━━━━━ SUPPLIED RECORDS ━━━━━

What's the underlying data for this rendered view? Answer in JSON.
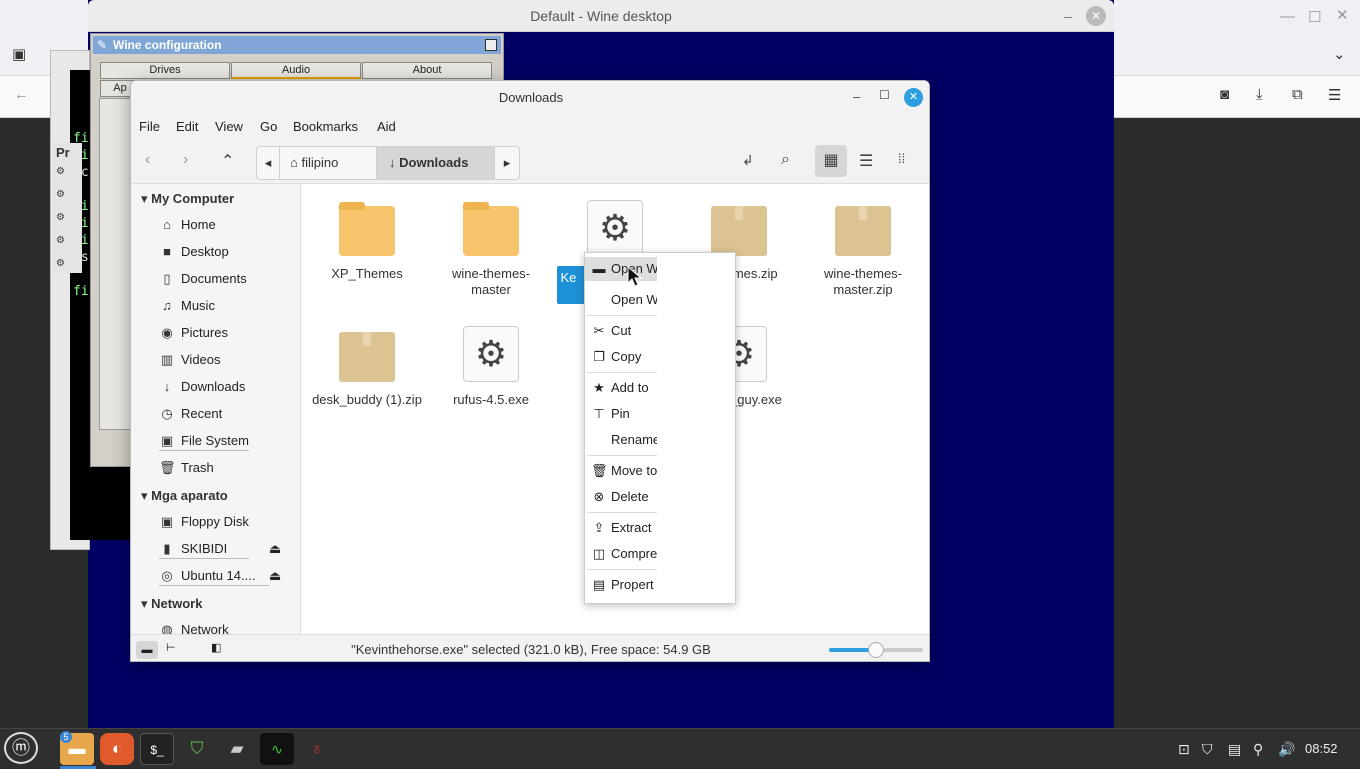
{
  "wine_desktop": {
    "title": "Default - Wine desktop"
  },
  "wine_config": {
    "title": "Wine configuration",
    "tabs": [
      "Drives",
      "Audio",
      "About"
    ],
    "partial_tab": "Ap"
  },
  "terminal": {
    "lines": [
      "fi",
      "fi",
      "lc",
      "",
      "fi",
      "fi",
      "fi",
      "Us",
      "",
      "fi"
    ]
  },
  "behind_labels": {
    "pr": "Pr",
    "fi": "Fi"
  },
  "file_manager": {
    "title": "Downloads",
    "menu": [
      "File",
      "Edit",
      "View",
      "Go",
      "Bookmarks",
      "Aid"
    ],
    "breadcrumb": {
      "home": "filipino",
      "current": "Downloads"
    },
    "sidebar": {
      "sections": [
        {
          "title": "My Computer",
          "items": [
            "Home",
            "Desktop",
            "Documents",
            "Music",
            "Pictures",
            "Videos",
            "Downloads",
            "Recent",
            "File System",
            "Trash"
          ]
        },
        {
          "title": "Mga aparato",
          "items": [
            "Floppy Disk",
            "SKIBIDI",
            "Ubuntu 14...."
          ]
        },
        {
          "title": "Network",
          "items": [
            "Network"
          ]
        }
      ]
    },
    "files": [
      {
        "name": "XP_Themes",
        "type": "folder"
      },
      {
        "name": "wine-themes-master",
        "type": "folder"
      },
      {
        "name": "Ke",
        "type": "exe",
        "selected": true
      },
      {
        "name": "Xf…emes.zip",
        "type": "zip"
      },
      {
        "name": "wine-themes-master.zip",
        "type": "zip"
      },
      {
        "name": "desk_buddy (1).zip",
        "type": "zip"
      },
      {
        "name": "rufus-4.5.exe",
        "type": "exe"
      },
      {
        "name": "family_guy.exe",
        "type": "exe"
      }
    ],
    "status": "\"Kevinthehorse.exe\" selected (321.0 kB), Free space: 54.9 GB",
    "zoom_level": 0.5
  },
  "context_menu": {
    "items": [
      "Open W",
      "Open W",
      "Cut",
      "Copy",
      "Add to",
      "Pin",
      "Rename",
      "Move to",
      "Delete",
      "Extract",
      "Compre",
      "Propert"
    ]
  },
  "taskbar": {
    "clock": "08:52",
    "badge": "5"
  },
  "colors": {
    "selection": "#1e90d8",
    "wine_bg": "#000064",
    "folder": "#f7c46c"
  }
}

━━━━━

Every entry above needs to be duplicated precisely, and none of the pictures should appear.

§ FINISHED TASK
What's the underlying data for this rendered view? Answer in JSON.
{
  "wine_desktop": {
    "title": "Default - Wine desktop"
  },
  "wine_config": {
    "title": "Wine configuration",
    "tabs": [
      "Drives",
      "Audio",
      "About"
    ],
    "partial_tab": "Ap"
  },
  "terminal": {
    "lines": [
      "fi",
      "fi",
      "lc",
      "",
      "fi",
      "fi",
      "fi",
      "Us",
      "",
      "fi"
    ]
  },
  "behind_labels": {
    "pr": "Pr",
    "fi": "Fi"
  },
  "file_manager": {
    "title": "Downloads",
    "menu": [
      "File",
      "Edit",
      "View",
      "Go",
      "Bookmarks",
      "Aid"
    ],
    "breadcrumb": {
      "home": "filipino",
      "current": "Downloads"
    },
    "sidebar": {
      "sections": [
        {
          "title": "My Computer",
          "items": [
            "Home",
            "Desktop",
            "Documents",
            "Music",
            "Pictures",
            "Videos",
            "Downloads",
            "Recent",
            "File System",
            "Trash"
          ]
        },
        {
          "title": "Mga aparato",
          "items": [
            "Floppy Disk",
            "SKIBIDI",
            "Ubuntu 14...."
          ]
        },
        {
          "title": "Network",
          "items": [
            "Network"
          ]
        }
      ]
    },
    "files": [
      {
        "name": "XP_Themes",
        "type": "folder"
      },
      {
        "name": "wine-themes-master",
        "type": "folder"
      },
      {
        "name": "Ke",
        "type": "exe",
        "selected": true
      },
      {
        "name": "Xf…emes.zip",
        "type": "zip"
      },
      {
        "name": "wine-themes-master.zip",
        "type": "zip"
      },
      {
        "name": "desk_buddy (1).zip",
        "type": "zip"
      },
      {
        "name": "rufus-4.5.exe",
        "type": "exe"
      },
      {
        "name": "family_guy.exe",
        "type": "exe"
      }
    ],
    "status": "\"Kevinthehorse.exe\" selected (321.0 kB), Free space: 54.9 GB",
    "zoom_level": 0.5
  },
  "context_menu": {
    "items": [
      "Open W",
      "Open W",
      "Cut",
      "Copy",
      "Add to",
      "Pin",
      "Rename",
      "Move to",
      "Delete",
      "Extract",
      "Compre",
      "Propert"
    ]
  },
  "taskbar": {
    "clock": "08:52",
    "badge": "5"
  },
  "colors": {
    "selection": "#1e90d8",
    "wine_bg": "#000064",
    "folder": "#f7c46c"
  }
}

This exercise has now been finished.